Current Exhibitions

Oblique Views: Archaeology, Photography, and Time


October 25, 2015 through May 25, 2017

For the first time in Oblique Views: Archaeology, Photography, and Time, large prints of Heisey’s stunning images will be paired directly with the Lindberghs’. The exhibition opens October 25, 2015 and runs through May 2017 at the Museum of Indian Arts and Culture. During 2007 and 2008, flying at alarmingly low altitudes and slow speeds, Adriel Heisey leaned out the door of his light plane, and holding his camera with both hands, re-photographed some of the Southwest’s most significant archaeological sites that Charles Lindbergh and his new bride Anne photographed in 1929.

Indian Country: The Art of David Bradley


February 15, 2015 through January 16, 2016

Indian Country: The Art of David Bradley opens at the Museum of Indian Arts and Culture February 15, 2015 and runs through January 16 2016. On view will be 32 works of art spanning his career, including paintings, mixed media works, and bronze sculptures.

Turquoise, Water, Sky: The Stone and Its Meaning


April 13, 2014 through May 2, 2016

Turquoise, Water, Sky: The Stone and Its Meaning highlights the Museum’s extensive collection of Southwestern turquoise jewelry and presents all aspects of the stone, from geology, mining and history, to questions of authenticity and value. Hundreds of necklaces, bracelets, belts, rings, earrings, silver boxes and other objects illustrate the stone’s use and its deep significance to the people of the region.  

The Buchsbaum Gallery of Southwestern Pottery


On long-term display

The Buchsbaum Gallery features each of the Pueblos of New Mexico and Arizona in a selection of pieces that represent the development of a community tradition.
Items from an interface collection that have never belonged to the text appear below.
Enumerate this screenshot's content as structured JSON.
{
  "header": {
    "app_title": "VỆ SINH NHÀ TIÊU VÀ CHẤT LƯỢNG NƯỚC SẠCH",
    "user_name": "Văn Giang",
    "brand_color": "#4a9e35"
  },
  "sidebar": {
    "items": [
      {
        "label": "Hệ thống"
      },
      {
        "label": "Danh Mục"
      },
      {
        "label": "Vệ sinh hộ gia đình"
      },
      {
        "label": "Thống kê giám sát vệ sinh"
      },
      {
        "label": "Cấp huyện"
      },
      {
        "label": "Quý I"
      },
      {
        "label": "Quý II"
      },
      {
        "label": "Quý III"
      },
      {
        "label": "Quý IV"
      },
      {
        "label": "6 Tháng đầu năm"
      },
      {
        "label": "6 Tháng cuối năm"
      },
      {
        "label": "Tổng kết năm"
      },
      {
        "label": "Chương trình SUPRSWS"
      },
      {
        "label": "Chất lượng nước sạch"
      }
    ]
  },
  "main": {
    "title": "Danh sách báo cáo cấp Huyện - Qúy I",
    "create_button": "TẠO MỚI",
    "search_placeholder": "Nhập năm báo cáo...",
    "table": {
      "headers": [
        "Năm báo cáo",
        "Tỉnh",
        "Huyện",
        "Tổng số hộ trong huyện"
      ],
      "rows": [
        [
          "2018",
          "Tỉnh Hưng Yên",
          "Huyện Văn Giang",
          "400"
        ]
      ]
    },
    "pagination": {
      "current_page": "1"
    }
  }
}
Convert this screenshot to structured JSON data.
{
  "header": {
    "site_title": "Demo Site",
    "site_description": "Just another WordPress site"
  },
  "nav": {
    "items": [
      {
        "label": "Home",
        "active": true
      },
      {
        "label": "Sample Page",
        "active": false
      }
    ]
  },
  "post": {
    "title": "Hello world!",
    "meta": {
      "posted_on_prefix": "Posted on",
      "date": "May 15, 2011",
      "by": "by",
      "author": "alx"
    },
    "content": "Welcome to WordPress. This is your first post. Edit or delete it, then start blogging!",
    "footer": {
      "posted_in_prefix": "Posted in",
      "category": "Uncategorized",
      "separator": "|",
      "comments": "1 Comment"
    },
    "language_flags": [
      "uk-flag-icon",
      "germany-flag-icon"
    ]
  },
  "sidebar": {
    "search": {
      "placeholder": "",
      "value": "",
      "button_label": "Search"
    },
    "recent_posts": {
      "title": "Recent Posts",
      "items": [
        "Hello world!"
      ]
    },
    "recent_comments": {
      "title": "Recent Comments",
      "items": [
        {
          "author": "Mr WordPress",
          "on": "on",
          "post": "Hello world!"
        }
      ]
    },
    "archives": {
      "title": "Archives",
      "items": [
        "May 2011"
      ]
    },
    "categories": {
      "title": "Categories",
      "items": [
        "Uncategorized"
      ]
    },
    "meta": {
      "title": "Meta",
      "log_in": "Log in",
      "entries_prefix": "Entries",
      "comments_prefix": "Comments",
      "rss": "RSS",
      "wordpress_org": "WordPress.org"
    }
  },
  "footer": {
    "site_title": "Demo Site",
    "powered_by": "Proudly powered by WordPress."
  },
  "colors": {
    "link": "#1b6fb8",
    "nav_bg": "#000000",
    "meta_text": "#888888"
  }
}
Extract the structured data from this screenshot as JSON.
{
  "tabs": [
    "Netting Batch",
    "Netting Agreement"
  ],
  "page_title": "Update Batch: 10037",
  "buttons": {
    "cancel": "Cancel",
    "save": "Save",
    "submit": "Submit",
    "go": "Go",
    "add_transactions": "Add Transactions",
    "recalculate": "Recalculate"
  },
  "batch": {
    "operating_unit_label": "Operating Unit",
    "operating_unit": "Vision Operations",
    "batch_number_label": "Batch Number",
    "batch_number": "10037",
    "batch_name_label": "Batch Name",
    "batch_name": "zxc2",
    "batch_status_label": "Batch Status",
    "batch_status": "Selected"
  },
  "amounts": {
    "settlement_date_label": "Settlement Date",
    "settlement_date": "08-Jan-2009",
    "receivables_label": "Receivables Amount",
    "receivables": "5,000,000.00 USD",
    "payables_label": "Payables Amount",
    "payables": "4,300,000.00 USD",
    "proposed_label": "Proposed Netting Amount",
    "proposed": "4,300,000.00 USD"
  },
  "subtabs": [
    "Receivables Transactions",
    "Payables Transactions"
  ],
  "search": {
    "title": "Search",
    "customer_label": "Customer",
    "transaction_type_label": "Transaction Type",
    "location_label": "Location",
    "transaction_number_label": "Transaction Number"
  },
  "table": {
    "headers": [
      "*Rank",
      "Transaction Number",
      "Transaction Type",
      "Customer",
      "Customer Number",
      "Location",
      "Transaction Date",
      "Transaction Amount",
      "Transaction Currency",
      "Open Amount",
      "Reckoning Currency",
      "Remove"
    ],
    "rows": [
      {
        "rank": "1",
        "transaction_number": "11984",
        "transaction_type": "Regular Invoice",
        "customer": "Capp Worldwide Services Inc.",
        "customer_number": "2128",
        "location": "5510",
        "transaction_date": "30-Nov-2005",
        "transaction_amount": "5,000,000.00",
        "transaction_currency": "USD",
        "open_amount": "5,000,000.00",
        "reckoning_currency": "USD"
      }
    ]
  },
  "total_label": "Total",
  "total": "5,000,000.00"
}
In addition, a changing area of the gallery, entitled Traditions Today highlights the evolving contemporary traditions of the ancient art of pottery making.

Here, Now and Always


On long-term display

Here, Now, and Always is a major exhibition based on eight years of collaboration among Native American elders, artists, scholars, teachers, writers and museum professionals. Voices of fifty Native Americans guide visitors through the Southwest's indigenous communities and their challenging landscapes. More than 1,300 artifacts from the Museum's collections are displayed accompanied by poetry, story, song and scholarly discussion.